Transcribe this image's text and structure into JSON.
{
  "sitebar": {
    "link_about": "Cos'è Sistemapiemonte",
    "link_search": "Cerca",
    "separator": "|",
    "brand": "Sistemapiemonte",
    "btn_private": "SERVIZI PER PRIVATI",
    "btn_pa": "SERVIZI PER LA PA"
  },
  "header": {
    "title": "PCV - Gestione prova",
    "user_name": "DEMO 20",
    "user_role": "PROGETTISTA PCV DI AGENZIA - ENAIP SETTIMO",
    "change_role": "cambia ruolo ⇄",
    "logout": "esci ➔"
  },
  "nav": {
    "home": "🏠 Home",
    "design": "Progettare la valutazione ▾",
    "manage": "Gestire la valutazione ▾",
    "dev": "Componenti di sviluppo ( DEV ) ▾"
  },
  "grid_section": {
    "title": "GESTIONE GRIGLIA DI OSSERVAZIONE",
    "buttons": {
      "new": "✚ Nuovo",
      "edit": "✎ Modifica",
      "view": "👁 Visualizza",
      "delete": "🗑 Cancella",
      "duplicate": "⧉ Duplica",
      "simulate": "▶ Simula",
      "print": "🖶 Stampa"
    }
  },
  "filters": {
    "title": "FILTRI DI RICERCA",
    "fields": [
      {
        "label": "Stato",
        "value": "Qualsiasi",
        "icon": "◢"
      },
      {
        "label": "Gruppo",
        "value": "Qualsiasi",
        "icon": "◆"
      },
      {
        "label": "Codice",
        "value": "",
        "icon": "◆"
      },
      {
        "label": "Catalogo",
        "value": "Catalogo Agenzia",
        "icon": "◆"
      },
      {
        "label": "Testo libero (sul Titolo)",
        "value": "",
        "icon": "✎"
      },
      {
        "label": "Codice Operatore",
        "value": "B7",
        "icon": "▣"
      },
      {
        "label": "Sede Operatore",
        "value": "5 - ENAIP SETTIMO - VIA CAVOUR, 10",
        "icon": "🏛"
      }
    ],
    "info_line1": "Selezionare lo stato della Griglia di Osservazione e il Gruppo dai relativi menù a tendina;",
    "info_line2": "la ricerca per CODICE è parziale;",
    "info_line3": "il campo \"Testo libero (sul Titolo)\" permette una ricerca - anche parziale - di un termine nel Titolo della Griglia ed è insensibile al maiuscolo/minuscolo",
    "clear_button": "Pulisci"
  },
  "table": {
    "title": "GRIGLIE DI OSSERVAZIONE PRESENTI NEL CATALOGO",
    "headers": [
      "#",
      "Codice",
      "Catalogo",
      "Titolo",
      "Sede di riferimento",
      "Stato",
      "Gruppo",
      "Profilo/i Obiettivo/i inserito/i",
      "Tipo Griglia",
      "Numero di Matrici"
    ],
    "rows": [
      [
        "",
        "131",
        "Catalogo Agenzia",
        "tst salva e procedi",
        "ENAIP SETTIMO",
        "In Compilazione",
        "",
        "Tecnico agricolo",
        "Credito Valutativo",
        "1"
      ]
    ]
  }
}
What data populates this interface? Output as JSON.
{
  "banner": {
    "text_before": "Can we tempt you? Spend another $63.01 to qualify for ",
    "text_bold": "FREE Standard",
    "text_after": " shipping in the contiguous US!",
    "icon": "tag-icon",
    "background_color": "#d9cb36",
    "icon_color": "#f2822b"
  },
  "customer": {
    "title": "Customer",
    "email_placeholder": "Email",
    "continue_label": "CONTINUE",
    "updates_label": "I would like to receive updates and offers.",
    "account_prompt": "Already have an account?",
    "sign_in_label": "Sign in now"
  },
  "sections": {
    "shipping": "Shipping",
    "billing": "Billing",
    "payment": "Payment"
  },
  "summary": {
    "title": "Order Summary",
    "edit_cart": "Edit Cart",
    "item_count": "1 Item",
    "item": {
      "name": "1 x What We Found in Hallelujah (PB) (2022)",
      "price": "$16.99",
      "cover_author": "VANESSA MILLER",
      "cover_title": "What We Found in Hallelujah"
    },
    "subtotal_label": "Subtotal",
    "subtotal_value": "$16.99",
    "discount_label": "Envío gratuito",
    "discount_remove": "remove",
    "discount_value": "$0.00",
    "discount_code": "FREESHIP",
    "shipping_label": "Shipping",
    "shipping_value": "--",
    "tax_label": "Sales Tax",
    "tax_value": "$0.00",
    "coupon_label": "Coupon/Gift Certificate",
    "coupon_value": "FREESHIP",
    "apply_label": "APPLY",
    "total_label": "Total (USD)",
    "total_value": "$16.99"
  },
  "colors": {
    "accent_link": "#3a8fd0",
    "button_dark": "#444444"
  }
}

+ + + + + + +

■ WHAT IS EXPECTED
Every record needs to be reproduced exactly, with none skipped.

■ EXERCISE RESPONSE
Transcribe this image's text and structure into JSON.
{
  "sitebar": {
    "link_about": "Cos'è Sistemapiemonte",
    "link_search": "Cerca",
    "separator": "|",
    "brand": "Sistemapiemonte",
    "btn_private": "SERVIZI PER PRIVATI",
    "btn_pa": "SERVIZI PER LA PA"
  },
  "header": {
    "title": "PCV - Gestione prova",
    "user_name": "DEMO 20",
    "user_role": "PROGETTISTA PCV DI AGENZIA - ENAIP SETTIMO",
    "change_role": "cambia ruolo ⇄",
    "logout": "esci ➔"
  },
  "nav": {
    "home": "🏠 Home",
    "design": "Progettare la valutazione ▾",
    "manage": "Gestire la valutazione ▾",
    "dev": "Componenti di sviluppo ( DEV ) ▾"
  },
  "grid_section": {
    "title": "GESTIONE GRIGLIA DI OSSERVAZIONE",
    "buttons": {
      "new": "✚ Nuovo",
      "edit": "✎ Modifica",
      "view": "👁 Visualizza",
      "delete": "🗑 Cancella",
      "duplicate": "⧉ Duplica",
      "simulate": "▶ Simula",
      "print": "🖶 Stampa"
    }
  },
  "filters": {
    "title": "FILTRI DI RICERCA",
    "fields": [
      {
        "label": "Stato",
        "value": "Qualsiasi",
        "icon": "◢"
      },
      {
        "label": "Gruppo",
        "value": "Qualsiasi",
        "icon": "◆"
      },
      {
        "label": "Codice",
        "value": "",
        "icon": "◆"
      },
      {
        "label": "Catalogo",
        "value": "Catalogo Agenzia",
        "icon": "◆"
      },
      {
        "label": "Testo libero (sul Titolo)",
        "value": "",
        "icon": "✎"
      },
      {
        "label": "Codice Operatore",
        "value": "B7",
        "icon": "▣"
      },
      {
        "label": "Sede Operatore",
        "value": "5 - ENAIP SETTIMO - VIA CAVOUR, 10",
        "icon": "🏛"
      }
    ],
    "info_line1": "Selezionare lo stato della Griglia di Osservazione e il Gruppo dai relativi menù a tendina;",
    "info_line2": "la ricerca per CODICE è parziale;",
    "info_line3": "il campo \"Testo libero (sul Titolo)\" permette una ricerca - anche parziale - di un termine nel Titolo della Griglia ed è insensibile al maiuscolo/minuscolo",
    "clear_button": "Pulisci"
  },
  "table": {
    "title": "GRIGLIE DI OSSERVAZIONE PRESENTI NEL CATALOGO",
    "headers": [
      "#",
      "Codice",
      "Catalogo",
      "Titolo",
      "Sede di riferimento",
      "Stato",
      "Gruppo",
      "Profilo/i Obiettivo/i inserito/i",
      "Tipo Griglia",
      "Numero di Matrici"
    ],
    "rows": [
      [
        "",
        "131",
        "Catalogo Agenzia",
        "tst salva e procedi",
        "ENAIP SETTIMO",
        "In Compilazione",
        "",
        "Tecnico agricolo",
        "Credito Valutativo",
        "1"
      ]
    ]
  }
}
What data populates this interface? Output as JSON.
{
  "banner": {
    "text_before": "Can we tempt you? Spend another $63.01 to qualify for ",
    "text_bold": "FREE Standard",
    "text_after": " shipping in the contiguous US!",
    "icon": "tag-icon",
    "background_color": "#d9cb36",
    "icon_color": "#f2822b"
  },
  "customer": {
    "title": "Customer",
    "email_placeholder": "Email",
    "continue_label": "CONTINUE",
    "updates_label": "I would like to receive updates and offers.",
    "account_prompt": "Already have an account?",
    "sign_in_label": "Sign in now"
  },
  "sections": {
    "shipping": "Shipping",
    "billing": "Billing",
    "payment": "Payment"
  },
  "summary": {
    "title": "Order Summary",
    "edit_cart": "Edit Cart",
    "item_count": "1 Item",
    "item": {
      "name": "1 x What We Found in Hallelujah (PB) (2022)",
      "price": "$16.99",
      "cover_author": "VANESSA MILLER",
      "cover_title": "What We Found in Hallelujah"
    },
    "subtotal_label": "Subtotal",
    "subtotal_value": "$16.99",
    "discount_label": "Envío gratuito",
    "discount_remove": "remove",
    "discount_value": "$0.00",
    "discount_code": "FREESHIP",
    "shipping_label": "Shipping",
    "shipping_value": "--",
    "tax_label": "Sales Tax",
    "tax_value": "$0.00",
    "coupon_label": "Coupon/Gift Certificate",
    "coupon_value": "FREESHIP",
    "apply_label": "APPLY",
    "total_label": "Total (USD)",
    "total_value": "$16.99"
  },
  "colors": {
    "accent_link": "#3a8fd0",
    "button_dark": "#444444"
  }
}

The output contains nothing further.